A litmus test: are thoughts of home distracting you from your work? By that, I mean, are they interfering with you working with the Spirit? Are they disrupting your teaching? Lessening your effectiveness? If not, you are fine.
As such, when you near the end of your mission and the idea of returning from the missionfield to your home becomes an actual real thing that is coming towards you, you take that into account and think and act accordingly.
Look, in the eyes of God, your mission is the smallest blip in the already small moment that is your entire life, and to Him, it’s all one anyway. The nametag and official calling make it special for you, but to Him it’s business as usual. It’s true that your time is consecrated to the Lord; but think on your temple covenants: technically, your whole life is consecrated to Him anyway. So the end of your mission is a man-made, fabricated illusion since you are always a missionary always and forever no take backs.
So why think of it as a big deal? You get to decide how much is going to change when you come home. And really, the things that matter most don’t change with your return. How you read your scriptures, how you think about your fellow men, how you serve, how you love the Lord. Do these change with the end of your mission? Not if you decide they won’t.
So don’t stress about the end of your mission, Leaux. It’s no big deal. Sure, things will change. But change happens all the time, so why worry about it? Change is good anyway. In the meantime, just keep doing what you are doing. If thoughts of home filter in on occasion, that’s fine: use them to productive purposes. Keep the Spirit with you, and you can never go wrong.
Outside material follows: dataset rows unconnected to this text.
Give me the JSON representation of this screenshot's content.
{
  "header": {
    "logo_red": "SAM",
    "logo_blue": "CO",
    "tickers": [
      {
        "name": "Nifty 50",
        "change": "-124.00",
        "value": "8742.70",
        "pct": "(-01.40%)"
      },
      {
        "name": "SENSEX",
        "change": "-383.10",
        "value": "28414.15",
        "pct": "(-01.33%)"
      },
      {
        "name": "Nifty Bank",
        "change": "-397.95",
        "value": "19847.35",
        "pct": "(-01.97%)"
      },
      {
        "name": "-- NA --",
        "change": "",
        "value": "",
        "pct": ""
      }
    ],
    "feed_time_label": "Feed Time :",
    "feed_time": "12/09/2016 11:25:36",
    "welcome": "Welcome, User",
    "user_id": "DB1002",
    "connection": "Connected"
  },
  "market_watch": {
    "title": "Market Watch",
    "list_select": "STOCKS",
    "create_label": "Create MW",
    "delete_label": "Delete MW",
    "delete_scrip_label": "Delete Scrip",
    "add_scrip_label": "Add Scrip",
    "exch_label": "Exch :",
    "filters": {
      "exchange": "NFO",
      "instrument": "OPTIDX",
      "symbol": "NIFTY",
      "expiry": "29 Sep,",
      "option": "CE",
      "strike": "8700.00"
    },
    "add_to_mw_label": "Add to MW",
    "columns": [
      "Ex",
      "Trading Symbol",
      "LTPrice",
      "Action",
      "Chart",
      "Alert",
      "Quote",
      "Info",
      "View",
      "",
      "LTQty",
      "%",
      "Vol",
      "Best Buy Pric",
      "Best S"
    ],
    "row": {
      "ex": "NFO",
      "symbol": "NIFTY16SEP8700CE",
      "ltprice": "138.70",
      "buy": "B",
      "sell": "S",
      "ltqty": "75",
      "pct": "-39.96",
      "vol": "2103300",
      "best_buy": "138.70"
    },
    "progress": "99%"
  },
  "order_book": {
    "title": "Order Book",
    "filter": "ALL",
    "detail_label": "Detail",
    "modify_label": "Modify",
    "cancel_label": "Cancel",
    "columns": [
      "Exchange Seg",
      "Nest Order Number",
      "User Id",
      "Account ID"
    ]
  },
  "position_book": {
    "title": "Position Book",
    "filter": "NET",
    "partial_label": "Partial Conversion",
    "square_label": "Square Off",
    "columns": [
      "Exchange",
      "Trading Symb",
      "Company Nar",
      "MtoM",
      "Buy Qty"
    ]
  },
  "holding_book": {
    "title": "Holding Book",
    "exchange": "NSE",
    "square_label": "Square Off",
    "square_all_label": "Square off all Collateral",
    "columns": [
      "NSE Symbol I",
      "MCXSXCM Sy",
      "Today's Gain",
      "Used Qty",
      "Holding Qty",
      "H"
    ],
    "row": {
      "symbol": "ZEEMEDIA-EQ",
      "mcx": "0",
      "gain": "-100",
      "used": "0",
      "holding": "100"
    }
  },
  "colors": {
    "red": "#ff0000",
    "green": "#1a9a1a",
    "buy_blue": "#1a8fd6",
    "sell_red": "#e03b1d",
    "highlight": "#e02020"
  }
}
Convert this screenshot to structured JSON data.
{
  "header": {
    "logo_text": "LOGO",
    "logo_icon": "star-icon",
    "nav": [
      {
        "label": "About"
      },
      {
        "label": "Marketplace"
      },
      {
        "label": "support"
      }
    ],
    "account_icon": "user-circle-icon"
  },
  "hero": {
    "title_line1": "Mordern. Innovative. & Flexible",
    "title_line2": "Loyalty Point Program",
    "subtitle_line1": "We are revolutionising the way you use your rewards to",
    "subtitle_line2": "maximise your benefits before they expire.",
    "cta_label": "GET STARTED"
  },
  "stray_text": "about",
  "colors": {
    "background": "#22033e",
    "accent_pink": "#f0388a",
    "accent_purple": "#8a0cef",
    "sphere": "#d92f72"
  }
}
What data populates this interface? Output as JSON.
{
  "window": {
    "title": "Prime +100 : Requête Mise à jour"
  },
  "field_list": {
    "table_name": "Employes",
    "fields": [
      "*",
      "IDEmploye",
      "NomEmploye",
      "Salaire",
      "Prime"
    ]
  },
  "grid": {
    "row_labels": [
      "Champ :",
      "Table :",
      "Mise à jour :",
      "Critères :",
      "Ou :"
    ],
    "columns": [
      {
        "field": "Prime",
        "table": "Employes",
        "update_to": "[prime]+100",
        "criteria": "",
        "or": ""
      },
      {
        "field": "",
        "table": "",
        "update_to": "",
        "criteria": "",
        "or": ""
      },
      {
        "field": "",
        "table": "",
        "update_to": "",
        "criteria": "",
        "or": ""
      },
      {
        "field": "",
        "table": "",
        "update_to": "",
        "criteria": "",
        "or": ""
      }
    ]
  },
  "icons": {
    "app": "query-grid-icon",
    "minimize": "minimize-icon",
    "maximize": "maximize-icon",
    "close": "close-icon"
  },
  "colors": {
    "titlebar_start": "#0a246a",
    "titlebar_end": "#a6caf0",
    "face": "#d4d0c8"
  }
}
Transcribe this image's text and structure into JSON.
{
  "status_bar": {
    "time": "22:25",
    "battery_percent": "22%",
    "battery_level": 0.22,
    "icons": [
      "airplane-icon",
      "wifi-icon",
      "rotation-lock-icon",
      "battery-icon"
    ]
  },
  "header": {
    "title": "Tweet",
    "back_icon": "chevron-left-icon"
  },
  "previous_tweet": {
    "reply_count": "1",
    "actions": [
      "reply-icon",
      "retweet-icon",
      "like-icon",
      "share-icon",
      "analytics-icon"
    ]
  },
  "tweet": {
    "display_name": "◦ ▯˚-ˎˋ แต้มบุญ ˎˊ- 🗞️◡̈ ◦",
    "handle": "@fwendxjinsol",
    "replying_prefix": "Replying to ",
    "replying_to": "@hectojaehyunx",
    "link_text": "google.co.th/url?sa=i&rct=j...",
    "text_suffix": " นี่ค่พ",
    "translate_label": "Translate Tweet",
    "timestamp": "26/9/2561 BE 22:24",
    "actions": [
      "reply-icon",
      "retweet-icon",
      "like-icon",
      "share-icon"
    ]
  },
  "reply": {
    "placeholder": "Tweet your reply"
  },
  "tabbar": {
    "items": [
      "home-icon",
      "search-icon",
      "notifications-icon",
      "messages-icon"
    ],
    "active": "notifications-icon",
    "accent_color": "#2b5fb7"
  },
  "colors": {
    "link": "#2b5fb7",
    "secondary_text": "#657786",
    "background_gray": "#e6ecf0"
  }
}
Hope that helps. Let me know if you have any other concerns. I am going to bed now because it is late and this took longer than I thought it would.
LOVE YOU LEAUX YOU ARE DOING GREAT DON’T LET ANYONE LEAD YOU TO THINK OTHERWISE.